__DATA IN THIS EXERCISE__

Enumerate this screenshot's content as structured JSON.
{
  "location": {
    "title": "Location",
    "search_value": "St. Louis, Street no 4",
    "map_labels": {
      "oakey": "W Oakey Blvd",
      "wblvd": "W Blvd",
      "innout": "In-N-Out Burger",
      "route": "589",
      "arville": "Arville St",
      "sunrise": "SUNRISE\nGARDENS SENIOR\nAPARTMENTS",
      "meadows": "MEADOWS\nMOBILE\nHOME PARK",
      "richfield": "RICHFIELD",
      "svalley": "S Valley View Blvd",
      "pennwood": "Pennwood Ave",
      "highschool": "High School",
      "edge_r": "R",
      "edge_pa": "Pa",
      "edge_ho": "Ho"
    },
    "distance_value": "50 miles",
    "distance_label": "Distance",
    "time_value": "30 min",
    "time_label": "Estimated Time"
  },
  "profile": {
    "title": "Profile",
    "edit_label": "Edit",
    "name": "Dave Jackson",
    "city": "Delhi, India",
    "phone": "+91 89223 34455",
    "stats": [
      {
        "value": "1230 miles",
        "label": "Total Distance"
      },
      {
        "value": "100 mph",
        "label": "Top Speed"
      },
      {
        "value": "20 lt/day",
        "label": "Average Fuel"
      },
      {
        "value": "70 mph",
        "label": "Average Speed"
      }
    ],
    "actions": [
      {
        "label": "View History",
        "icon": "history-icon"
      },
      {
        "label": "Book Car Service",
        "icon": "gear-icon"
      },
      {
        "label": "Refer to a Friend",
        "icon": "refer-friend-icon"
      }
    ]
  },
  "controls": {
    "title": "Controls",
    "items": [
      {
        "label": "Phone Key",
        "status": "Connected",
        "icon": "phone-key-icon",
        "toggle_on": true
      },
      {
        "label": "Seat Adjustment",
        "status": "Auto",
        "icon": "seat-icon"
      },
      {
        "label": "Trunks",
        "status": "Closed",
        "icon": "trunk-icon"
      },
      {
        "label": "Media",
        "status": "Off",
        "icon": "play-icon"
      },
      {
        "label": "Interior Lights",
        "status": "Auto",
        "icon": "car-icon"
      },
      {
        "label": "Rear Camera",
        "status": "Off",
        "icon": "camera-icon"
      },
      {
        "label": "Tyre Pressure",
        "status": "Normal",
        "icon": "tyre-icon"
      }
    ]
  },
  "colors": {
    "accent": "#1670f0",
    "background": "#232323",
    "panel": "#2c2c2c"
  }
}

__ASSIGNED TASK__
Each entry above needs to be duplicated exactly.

__WRITTEN RESPONSE__
Enumerate this screenshot's content as structured JSON.
{
  "location": {
    "title": "Location",
    "search_value": "St. Louis, Street no 4",
    "map_labels": {
      "oakey": "W Oakey Blvd",
      "wblvd": "W Blvd",
      "innout": "In-N-Out Burger",
      "route": "589",
      "arville": "Arville St",
      "sunrise": "SUNRISE\nGARDENS SENIOR\nAPARTMENTS",
      "meadows": "MEADOWS\nMOBILE\nHOME PARK",
      "richfield": "RICHFIELD",
      "svalley": "S Valley View Blvd",
      "pennwood": "Pennwood Ave",
      "highschool": "High School",
      "edge_r": "R",
      "edge_pa": "Pa",
      "edge_ho": "Ho"
    },
    "distance_value": "50 miles",
    "distance_label": "Distance",
    "time_value": "30 min",
    "time_label": "Estimated Time"
  },
  "profile": {
    "title": "Profile",
    "edit_label": "Edit",
    "name": "Dave Jackson",
    "city": "Delhi, India",
    "phone": "+91 89223 34455",
    "stats": [
      {
        "value": "1230 miles",
        "label": "Total Distance"
      },
      {
        "value": "100 mph",
        "label": "Top Speed"
      },
      {
        "value": "20 lt/day",
        "label": "Average Fuel"
      },
      {
        "value": "70 mph",
        "label": "Average Speed"
      }
    ],
    "actions": [
      {
        "label": "View History",
        "icon": "history-icon"
      },
      {
        "label": "Book Car Service",
        "icon": "gear-icon"
      },
      {
        "label": "Refer to a Friend",
        "icon": "refer-friend-icon"
      }
    ]
  },
  "controls": {
    "title": "Controls",
    "items": [
      {
        "label": "Phone Key",
        "status": "Connected",
        "icon": "phone-key-icon",
        "toggle_on": true
      },
      {
        "label": "Seat Adjustment",
        "status": "Auto",
        "icon": "seat-icon"
      },
      {
        "label": "Trunks",
        "status": "Closed",
        "icon": "trunk-icon"
      },
      {
        "label": "Media",
        "status": "Off",
        "icon": "play-icon"
      },
      {
        "label": "Interior Lights",
        "status": "Auto",
        "icon": "car-icon"
      },
      {
        "label": "Rear Camera",
        "status": "Off",
        "icon": "camera-icon"
      },
      {
        "label": "Tyre Pressure",
        "status": "Normal",
        "icon": "tyre-icon"
      }
    ]
  },
  "colors": {
    "accent": "#1670f0",
    "background": "#232323",
    "panel": "#2c2c2c"
  }
}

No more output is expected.